Nigeria reports increase in polio cases

5. Where are polio vaccinators at risk, and why?

Why terrorists are targeting unsung heros

Taliban In Pakistan Derail World Polio Eradication

Workers brave militant attacks to vaccinate for polio

Helping children despite death threats: A vaccinator explains

At polio’s epicenter vaccinators battle chaos and indifference

6. Where can polio virus be found? What makes it pop up periodically?

A man shed live polio virus in his stool for 28 years

How Did Polio Pop Up In 2 Polio-Free Countries?

To Keep Polio At Bay, Israel Revaccinates A Million Kids

New vaccine raises hopes of polio eradication

Polio Returns To Syria As Health System Crumbles

7. Is the U.S. at risk of a polio outbreak?

Science denial has consequences

The anti-vaccine movement is forgetting the polio epidemic

The Anti-Vaxxers Simply Won’t Quit

Polio Disease Questions and Answers — CDC Website

Q&A: Polio’s History—and Why It’s Again Becoming a Threat

Muscle Movement

There are several parts to this lesson.
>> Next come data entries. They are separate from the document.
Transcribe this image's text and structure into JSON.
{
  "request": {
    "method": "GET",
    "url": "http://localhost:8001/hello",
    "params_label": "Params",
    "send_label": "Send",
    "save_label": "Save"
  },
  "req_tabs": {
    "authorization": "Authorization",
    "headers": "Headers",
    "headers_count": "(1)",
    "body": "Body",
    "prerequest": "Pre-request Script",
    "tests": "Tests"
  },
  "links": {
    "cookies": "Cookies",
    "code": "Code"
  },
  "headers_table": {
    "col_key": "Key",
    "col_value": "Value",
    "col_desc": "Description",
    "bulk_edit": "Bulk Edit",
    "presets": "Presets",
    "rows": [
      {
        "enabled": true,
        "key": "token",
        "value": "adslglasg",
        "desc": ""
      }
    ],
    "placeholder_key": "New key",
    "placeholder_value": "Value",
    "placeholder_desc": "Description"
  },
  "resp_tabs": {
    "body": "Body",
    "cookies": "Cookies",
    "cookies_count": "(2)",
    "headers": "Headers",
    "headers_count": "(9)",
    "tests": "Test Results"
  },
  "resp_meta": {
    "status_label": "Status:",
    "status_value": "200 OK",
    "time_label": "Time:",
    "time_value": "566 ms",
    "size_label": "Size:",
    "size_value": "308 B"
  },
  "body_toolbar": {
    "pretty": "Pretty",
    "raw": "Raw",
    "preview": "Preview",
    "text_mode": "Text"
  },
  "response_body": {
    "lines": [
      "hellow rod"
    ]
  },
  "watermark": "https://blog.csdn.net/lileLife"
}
Read ALL below.

  1. First, take notes from the slides below, “How Muscles Contract
  2. Watch the two videos below. Both videos have good graphics that show the interaction of the proteins myosin and actin, although both videos include more chemistry than we will study in this class (so don’t panic!). One of the videos is a rap. Seriously. (Remember, you can/should use earbuds or a headset from the computer cart for the videos.) Note & new twist: You must be signed into your OUSD Google account on the computer you’re using for the videos to play. I don’t know why. It just is.
  3. When you have finished the videos , there is a Muscle Quizlet set, which includes some new terms, which you should write in your notebook, adding to your muscle notes.. You can use the flash cards or play the matching game. I suggest spending a bit of time on Quizlet in preparation for next week’s Muscular System Quiz.
  4. Finally, there is a muscle identifying online game, called Poke a Muscle. Only do this activity if you have finished the other work.
  5. If you finish all of this, make sure your notebook is on fleek, and everything is glued in. The worksheet, “The Muscle is an Organ” that will be returned to you today should be glued in with your muscle notes. If this worksheet is incomplete, finish it today!
  6. This is enough work to carry you to the end of class. There is no reason to put away computers, sit and talk, hover near the door, etc.
  7. NOTE: The password function on the locked computers has been reset to <enter>. If you get a message saying the password needs to be reset, do not set it to anything other than simply hitting the <enter> key. Don’t write any words or single characters, please. If you’re confused by this and the situation arises, find another students who understands this issue and will update the password for you.
  8. Period 8 students: Please make sure all the computers are plugged in, and the supply room light is off and the door is closed and locked. (Take the safety tape off the door lock!) Straighten up and raise the chairs and put them away neatly under the tables.

Thanks! See you Tuesday!  – Ms. LeBaron

Types of Bone Fractures

This work is to be done with a partner.

  1. With your partner, view the slide show below and take Cornell notes in your notebooks on a RH page. Make simple drawings to illustrate the concepts.

    (You should glue your axial/appendicular skeleton on the LH adjoining page.)

  2. When you have finished the notes, you will analyze 5 x-rays, using the worksheet at the front of the room. Please, only take one x-ray at a time so there will be enough to go around. Make sure you don’t read the same x-ray twice!